_PROMPT:_ Copy out each line featuring the string "Stream" from the entries beneath.

** DATA FOR THIS TASK follows **

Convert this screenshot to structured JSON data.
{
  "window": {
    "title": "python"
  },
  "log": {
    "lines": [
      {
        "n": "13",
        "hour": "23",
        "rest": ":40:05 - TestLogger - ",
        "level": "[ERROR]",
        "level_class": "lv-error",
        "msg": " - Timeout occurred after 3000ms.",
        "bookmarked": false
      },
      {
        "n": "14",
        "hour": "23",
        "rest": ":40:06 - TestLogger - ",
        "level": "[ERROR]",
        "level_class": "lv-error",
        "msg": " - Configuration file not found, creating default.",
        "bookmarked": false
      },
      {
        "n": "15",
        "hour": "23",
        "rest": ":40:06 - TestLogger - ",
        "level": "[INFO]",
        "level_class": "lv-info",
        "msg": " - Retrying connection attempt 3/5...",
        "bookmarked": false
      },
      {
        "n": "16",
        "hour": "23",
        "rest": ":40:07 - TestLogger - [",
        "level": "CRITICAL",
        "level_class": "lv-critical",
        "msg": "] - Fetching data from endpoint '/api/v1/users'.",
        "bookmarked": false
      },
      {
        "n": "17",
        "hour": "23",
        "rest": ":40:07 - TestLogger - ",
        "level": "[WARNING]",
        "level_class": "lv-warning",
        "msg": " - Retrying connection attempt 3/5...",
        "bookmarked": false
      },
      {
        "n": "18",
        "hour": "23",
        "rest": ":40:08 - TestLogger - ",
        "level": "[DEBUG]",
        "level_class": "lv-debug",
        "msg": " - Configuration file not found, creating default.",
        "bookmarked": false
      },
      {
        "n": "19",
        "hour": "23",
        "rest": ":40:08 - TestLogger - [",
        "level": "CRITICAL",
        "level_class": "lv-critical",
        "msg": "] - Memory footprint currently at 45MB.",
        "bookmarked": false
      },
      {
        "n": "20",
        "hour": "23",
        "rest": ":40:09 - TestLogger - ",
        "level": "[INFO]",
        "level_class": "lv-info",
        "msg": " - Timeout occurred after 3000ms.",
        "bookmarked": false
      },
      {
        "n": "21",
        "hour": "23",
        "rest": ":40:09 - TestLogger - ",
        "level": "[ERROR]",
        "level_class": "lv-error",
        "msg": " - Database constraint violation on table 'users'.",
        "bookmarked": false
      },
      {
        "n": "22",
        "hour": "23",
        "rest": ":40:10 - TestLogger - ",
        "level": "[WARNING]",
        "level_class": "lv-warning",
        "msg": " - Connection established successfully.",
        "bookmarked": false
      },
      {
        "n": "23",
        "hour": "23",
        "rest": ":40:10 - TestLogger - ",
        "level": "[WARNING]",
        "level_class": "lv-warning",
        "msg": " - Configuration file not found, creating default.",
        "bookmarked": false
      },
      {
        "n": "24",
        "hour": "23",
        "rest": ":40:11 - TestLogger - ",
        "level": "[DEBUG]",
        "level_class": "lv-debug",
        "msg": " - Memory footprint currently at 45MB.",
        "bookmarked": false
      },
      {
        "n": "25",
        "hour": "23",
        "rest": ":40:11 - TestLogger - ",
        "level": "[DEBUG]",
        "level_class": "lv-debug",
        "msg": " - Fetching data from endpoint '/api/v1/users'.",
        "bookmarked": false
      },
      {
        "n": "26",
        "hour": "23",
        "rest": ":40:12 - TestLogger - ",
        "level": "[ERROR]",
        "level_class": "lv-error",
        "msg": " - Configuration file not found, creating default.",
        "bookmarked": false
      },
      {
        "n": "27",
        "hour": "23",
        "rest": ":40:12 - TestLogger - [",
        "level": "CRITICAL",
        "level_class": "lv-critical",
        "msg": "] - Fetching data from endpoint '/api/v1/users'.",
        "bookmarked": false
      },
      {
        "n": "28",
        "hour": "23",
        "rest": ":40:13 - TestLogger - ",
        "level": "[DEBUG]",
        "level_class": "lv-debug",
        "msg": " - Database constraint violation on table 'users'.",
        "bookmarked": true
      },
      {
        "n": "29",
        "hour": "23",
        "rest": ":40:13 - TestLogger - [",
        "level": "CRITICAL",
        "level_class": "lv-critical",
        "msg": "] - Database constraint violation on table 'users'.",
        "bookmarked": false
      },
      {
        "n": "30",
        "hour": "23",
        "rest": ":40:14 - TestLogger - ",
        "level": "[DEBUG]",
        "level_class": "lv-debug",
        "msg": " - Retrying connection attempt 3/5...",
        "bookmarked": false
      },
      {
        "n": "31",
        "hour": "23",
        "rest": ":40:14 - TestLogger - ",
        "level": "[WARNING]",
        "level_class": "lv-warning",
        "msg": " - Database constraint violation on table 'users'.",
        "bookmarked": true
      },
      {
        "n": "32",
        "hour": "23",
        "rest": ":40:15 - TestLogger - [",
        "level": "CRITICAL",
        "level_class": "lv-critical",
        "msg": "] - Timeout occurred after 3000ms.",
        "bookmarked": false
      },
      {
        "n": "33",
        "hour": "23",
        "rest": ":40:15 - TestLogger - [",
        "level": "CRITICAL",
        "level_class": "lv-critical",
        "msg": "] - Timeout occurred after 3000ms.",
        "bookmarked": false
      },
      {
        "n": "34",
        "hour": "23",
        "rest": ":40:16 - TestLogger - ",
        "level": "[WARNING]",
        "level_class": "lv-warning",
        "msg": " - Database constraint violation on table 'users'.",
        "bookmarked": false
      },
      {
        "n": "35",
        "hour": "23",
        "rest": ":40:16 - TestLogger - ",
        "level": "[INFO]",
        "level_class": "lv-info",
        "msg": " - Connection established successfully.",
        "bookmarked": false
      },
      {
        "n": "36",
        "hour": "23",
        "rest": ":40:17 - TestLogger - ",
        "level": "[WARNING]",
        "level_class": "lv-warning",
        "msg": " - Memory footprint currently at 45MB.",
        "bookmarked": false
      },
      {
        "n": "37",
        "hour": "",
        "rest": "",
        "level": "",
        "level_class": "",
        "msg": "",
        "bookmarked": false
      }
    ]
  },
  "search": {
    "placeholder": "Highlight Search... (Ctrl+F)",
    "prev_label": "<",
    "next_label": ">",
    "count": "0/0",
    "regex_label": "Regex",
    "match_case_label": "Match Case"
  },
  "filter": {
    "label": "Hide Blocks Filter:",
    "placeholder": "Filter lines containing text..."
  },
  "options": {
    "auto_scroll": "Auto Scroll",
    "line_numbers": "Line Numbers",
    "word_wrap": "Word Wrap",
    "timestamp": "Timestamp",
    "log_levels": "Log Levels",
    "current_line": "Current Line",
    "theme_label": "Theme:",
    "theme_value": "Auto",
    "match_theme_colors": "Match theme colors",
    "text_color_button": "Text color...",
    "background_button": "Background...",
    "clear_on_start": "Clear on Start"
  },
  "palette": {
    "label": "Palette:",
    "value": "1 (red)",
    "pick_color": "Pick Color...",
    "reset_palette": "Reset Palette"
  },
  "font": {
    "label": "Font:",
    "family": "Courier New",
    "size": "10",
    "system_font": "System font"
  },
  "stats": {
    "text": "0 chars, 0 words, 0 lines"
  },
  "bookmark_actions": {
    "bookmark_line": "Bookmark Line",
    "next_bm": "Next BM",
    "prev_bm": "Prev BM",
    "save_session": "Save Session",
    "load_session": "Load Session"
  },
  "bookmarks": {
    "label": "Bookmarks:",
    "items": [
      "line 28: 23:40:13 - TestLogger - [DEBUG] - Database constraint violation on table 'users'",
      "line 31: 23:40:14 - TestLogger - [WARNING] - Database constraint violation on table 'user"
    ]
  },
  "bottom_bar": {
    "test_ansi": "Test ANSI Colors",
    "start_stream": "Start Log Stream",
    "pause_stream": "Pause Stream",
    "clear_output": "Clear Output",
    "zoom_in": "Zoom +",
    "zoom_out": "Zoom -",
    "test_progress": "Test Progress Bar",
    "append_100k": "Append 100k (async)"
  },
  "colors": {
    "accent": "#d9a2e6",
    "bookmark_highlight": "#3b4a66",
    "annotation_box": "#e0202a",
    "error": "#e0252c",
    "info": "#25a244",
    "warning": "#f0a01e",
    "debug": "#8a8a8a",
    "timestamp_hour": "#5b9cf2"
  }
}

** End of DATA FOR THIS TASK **

_RESULT:_
    "start_stream": "Start Log Stream",
    "pause_stream": "Pause Stream",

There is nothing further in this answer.